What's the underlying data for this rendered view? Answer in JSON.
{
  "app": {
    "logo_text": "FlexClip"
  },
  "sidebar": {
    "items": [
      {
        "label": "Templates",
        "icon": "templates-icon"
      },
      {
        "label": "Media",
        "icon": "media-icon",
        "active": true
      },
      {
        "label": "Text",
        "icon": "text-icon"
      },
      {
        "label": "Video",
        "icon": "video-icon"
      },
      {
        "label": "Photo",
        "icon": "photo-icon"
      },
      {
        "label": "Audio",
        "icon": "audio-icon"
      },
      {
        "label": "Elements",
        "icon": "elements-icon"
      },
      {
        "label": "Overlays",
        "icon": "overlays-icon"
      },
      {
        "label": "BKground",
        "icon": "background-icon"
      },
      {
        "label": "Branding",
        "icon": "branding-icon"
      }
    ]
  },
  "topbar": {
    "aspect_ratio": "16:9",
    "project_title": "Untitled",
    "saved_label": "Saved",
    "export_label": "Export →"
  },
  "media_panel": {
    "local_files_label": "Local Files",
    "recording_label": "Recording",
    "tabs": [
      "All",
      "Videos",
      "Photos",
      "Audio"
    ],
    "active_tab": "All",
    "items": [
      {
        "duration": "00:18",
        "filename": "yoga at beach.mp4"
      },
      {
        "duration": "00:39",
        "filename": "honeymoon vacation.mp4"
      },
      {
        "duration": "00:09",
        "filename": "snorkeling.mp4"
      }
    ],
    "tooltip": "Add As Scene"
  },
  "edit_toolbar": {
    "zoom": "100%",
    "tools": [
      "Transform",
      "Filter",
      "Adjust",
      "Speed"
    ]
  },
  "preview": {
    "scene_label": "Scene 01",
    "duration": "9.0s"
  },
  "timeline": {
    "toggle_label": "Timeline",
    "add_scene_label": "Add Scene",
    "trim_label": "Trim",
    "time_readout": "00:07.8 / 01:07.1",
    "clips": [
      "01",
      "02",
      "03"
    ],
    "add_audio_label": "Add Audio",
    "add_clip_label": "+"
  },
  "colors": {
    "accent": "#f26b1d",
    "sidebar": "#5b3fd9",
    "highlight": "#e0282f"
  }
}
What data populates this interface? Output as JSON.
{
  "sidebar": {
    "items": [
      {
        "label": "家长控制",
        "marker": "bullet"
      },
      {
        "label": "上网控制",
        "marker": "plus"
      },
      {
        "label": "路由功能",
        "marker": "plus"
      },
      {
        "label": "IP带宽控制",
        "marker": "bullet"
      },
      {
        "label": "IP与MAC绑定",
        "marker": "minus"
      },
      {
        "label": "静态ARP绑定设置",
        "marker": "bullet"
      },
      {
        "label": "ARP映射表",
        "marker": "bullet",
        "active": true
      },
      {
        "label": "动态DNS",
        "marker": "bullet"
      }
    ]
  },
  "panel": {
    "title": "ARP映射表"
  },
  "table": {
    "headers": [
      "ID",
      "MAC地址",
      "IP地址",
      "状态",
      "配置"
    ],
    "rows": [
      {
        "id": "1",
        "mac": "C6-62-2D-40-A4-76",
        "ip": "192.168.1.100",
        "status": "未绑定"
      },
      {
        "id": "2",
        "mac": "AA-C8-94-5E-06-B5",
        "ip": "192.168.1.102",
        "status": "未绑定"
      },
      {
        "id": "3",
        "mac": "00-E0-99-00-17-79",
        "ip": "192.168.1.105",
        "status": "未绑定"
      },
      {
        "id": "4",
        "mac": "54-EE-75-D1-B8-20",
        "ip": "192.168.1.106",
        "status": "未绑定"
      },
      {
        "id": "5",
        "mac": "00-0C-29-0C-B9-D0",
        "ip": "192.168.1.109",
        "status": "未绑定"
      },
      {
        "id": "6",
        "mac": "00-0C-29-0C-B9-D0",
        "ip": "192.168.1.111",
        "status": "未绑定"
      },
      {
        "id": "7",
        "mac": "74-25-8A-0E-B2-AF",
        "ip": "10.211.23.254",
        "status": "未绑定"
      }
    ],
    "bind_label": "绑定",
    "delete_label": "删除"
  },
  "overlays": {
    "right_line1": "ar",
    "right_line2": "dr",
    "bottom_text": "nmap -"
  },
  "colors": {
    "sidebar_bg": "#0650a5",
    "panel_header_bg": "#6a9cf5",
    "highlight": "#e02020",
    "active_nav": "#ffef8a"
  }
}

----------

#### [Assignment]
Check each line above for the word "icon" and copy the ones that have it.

#### [Exercise response]
        "icon": "templates-icon"
        "icon": "media-icon",
        "icon": "text-icon"
        "icon": "video-icon"
        "icon": "photo-icon"
        "icon": "audio-icon"
        "icon": "elements-icon"
        "icon": "overlays-icon"
        "icon": "background-icon"
        "icon": "branding-icon"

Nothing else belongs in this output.